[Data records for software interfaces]
++++++++++++++++++++

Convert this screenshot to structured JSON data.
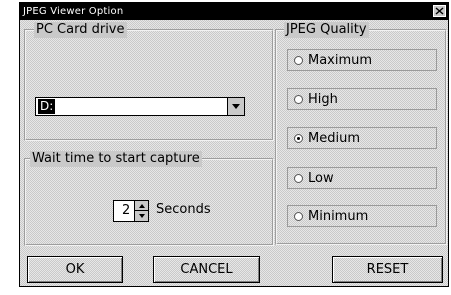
{
  "window": {
    "title": "JPEG Viewer Option"
  },
  "pc_card": {
    "legend": "PC Card drive",
    "selected_drive": "D:"
  },
  "wait": {
    "legend": "Wait time to start capture",
    "value": "2",
    "unit": "Seconds"
  },
  "quality": {
    "legend": "JPEG Quality",
    "options": [
      "Maximum",
      "High",
      "Medium",
      "Low",
      "Minimum"
    ],
    "selected": "Medium"
  },
  "buttons": {
    "ok": "OK",
    "cancel": "CANCEL",
    "reset": "RESET"
  }
}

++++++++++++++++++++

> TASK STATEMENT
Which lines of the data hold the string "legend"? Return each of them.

> TASK SOLUTION
    "legend": "PC Card drive",
    "legend": "Wait time to start capture",
    "legend": "JPEG Quality",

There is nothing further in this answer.